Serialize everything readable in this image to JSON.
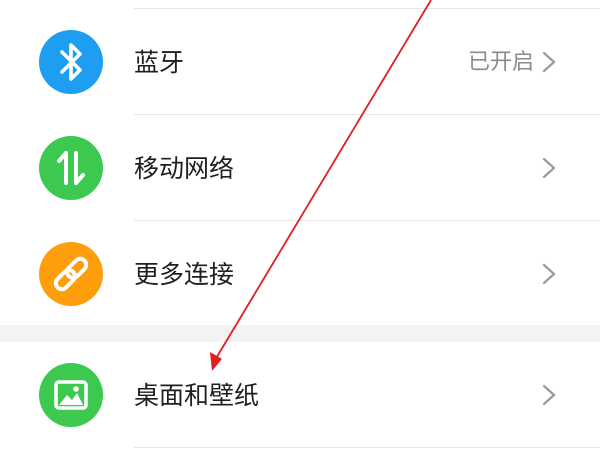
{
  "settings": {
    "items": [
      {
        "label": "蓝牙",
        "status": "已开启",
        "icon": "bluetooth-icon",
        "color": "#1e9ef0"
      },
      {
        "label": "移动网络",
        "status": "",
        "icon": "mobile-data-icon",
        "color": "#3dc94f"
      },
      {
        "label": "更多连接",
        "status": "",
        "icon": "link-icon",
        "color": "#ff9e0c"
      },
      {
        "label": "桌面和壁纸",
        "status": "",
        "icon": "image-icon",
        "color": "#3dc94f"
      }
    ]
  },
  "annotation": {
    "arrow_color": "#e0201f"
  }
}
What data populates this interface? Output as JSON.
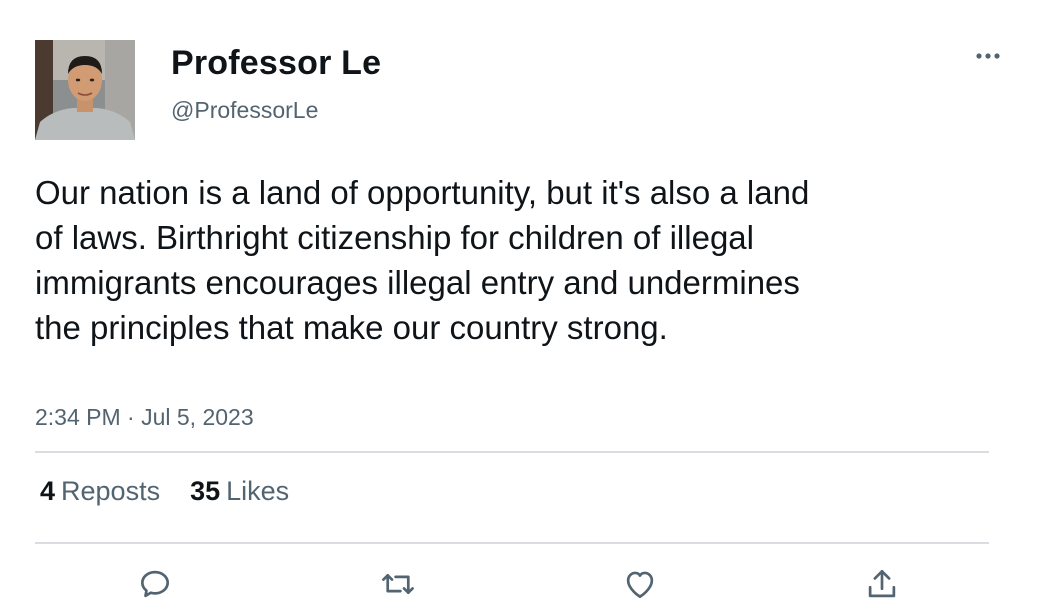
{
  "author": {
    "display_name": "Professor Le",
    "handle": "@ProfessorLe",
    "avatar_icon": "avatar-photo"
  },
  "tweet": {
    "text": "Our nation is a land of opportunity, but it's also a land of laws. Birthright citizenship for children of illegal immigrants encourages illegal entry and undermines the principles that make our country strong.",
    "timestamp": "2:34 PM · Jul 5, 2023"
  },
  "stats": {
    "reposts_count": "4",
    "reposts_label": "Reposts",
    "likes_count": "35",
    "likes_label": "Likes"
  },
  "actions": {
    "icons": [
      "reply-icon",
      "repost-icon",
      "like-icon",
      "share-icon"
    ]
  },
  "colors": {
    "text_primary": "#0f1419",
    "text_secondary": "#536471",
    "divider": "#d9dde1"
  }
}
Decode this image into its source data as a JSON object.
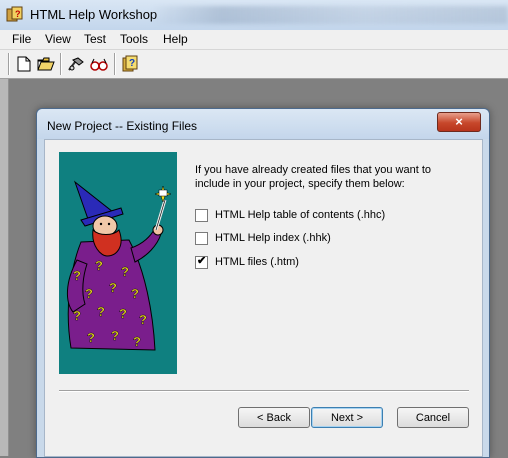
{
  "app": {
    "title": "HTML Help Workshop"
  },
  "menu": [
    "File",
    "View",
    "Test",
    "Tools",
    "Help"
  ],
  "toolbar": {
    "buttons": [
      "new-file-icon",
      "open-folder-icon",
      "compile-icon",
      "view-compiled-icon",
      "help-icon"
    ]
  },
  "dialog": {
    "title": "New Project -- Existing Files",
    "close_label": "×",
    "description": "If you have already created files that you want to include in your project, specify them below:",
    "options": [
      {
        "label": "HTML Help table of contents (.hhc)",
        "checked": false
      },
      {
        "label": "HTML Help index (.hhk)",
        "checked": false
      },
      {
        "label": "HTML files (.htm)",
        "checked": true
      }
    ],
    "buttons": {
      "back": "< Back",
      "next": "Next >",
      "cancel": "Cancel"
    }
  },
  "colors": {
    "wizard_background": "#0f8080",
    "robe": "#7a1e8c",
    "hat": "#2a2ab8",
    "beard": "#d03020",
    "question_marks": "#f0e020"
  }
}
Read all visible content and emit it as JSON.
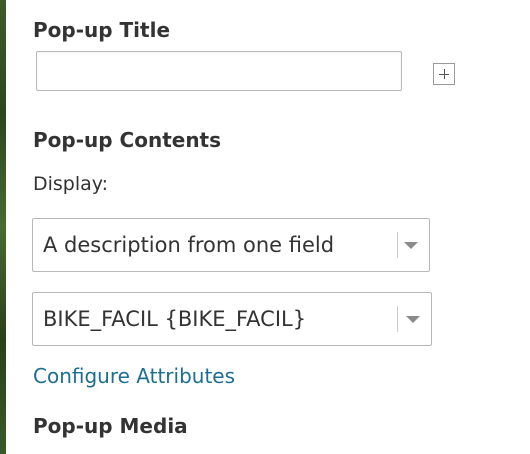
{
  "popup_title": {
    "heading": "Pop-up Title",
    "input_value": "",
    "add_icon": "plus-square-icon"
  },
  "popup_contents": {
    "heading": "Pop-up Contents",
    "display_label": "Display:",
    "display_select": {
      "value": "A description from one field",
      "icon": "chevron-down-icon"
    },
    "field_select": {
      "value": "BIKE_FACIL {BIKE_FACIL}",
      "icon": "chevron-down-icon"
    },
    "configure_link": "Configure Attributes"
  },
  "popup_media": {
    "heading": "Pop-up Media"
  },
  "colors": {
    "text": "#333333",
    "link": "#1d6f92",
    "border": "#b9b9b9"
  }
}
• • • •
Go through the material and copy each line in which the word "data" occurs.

Answer to the problem:
        "icon": "mobile-data-icon",
What data populates this interface? Output as JSON.
Decode this image into its source data as a JSON object.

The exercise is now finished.